Quebec premier-designate François Legault says he is prepared to invoke the notwithstanding clause to ensure public officials in positions of authority do not wear religious symbols.

The outgoing Liberal government's law prohibiting public-sector workers from wearing face-covering garments already faces a legal challenge. Legault said Monday that his proposed ban on religious symbols for teachers, judges and police officers is important enough to override protections in the Charter of Rights and Freedoms.

He said the "vast majority" of Quebecers agree with his planned policy.

Legault also told a news conference in Quebec City he will be speaking today with Foreign Affairs Minister Chrystia Freeland about the new United States-Mexico-Canada Agreement.

A discussion with the federal government about the new trade pact and its impact on local farmers is high on Legault's to-do list.

Legault says he has not been briefed about the deal but is not ruling out any options in response. The deal has been denounced by Quebec dairy farmers.

His Coalition Avenir Québec romped to victory on Monday night, sweeping the Liberals from office while securing a strong majority government, winning 74 of the province's 125 ridings.

Legault vowed to govern for all Quebecers and moved to reassure the rest of the country that he intends to build a stronger Quebec within Canada.
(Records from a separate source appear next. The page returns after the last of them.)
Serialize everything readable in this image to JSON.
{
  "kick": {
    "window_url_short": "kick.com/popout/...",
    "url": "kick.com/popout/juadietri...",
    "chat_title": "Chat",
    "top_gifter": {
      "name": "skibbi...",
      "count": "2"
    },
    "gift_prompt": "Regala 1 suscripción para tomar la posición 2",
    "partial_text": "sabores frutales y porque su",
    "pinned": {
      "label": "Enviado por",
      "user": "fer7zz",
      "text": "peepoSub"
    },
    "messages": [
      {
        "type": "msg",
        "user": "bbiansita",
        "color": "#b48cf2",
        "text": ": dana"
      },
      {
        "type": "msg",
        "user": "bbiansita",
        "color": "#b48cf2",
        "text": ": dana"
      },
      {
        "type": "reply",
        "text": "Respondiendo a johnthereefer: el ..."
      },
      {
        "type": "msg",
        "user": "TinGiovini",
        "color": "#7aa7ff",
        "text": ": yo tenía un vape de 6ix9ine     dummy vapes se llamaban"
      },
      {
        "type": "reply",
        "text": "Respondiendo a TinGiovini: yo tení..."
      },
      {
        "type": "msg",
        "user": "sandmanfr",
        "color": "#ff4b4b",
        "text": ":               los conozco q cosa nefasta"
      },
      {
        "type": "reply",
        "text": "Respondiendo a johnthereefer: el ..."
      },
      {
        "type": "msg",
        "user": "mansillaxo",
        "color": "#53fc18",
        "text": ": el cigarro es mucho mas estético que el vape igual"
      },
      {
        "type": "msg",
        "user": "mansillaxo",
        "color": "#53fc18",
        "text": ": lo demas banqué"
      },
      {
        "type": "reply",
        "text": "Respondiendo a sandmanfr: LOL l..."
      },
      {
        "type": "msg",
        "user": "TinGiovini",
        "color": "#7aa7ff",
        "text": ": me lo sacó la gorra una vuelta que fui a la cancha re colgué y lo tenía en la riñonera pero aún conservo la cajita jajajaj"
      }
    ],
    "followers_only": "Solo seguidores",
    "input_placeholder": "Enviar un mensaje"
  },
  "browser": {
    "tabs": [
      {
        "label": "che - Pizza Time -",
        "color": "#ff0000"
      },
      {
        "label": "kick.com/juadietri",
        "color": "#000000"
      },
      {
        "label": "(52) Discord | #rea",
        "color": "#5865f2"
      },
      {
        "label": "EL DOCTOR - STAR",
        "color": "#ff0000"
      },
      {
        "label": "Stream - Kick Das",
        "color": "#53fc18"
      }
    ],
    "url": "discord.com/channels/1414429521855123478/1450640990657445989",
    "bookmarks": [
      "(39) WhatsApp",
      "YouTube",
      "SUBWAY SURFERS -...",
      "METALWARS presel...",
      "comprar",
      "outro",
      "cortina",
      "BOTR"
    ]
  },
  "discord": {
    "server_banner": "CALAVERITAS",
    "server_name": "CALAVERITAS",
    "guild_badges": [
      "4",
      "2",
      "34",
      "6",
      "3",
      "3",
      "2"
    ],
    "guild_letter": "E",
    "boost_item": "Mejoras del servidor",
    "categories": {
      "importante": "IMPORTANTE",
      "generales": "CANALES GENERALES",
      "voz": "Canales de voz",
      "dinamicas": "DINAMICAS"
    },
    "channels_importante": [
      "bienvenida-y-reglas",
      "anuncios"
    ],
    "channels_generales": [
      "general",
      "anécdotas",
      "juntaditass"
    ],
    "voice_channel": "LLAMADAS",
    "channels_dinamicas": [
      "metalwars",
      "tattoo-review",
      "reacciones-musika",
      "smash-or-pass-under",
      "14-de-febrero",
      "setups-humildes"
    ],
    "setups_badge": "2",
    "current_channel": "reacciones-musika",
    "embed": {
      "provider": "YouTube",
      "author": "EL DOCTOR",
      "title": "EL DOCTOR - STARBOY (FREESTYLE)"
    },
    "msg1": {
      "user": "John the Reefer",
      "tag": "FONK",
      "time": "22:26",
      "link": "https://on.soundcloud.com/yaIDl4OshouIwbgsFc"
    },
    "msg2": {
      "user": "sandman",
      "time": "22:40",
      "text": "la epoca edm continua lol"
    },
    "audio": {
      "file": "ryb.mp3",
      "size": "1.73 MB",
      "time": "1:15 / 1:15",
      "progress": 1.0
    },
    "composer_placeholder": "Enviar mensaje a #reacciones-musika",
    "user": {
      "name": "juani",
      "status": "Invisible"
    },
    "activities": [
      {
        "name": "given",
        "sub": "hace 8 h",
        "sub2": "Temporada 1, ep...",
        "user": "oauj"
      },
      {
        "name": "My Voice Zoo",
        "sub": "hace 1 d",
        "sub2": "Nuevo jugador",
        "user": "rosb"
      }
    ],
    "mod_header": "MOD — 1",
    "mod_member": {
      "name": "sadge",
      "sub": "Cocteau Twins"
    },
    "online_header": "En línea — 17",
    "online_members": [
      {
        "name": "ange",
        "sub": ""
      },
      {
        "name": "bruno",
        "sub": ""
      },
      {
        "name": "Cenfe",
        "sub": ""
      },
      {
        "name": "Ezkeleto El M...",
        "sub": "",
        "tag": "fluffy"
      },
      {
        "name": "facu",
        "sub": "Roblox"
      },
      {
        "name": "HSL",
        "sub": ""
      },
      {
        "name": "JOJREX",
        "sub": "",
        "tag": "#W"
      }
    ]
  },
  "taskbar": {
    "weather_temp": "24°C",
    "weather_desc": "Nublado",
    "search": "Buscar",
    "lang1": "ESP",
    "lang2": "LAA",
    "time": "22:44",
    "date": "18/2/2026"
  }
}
The Coalition's victory marks the first time a party other than the Liberals or the Parti Quebecois will govern the province in nearly half a century.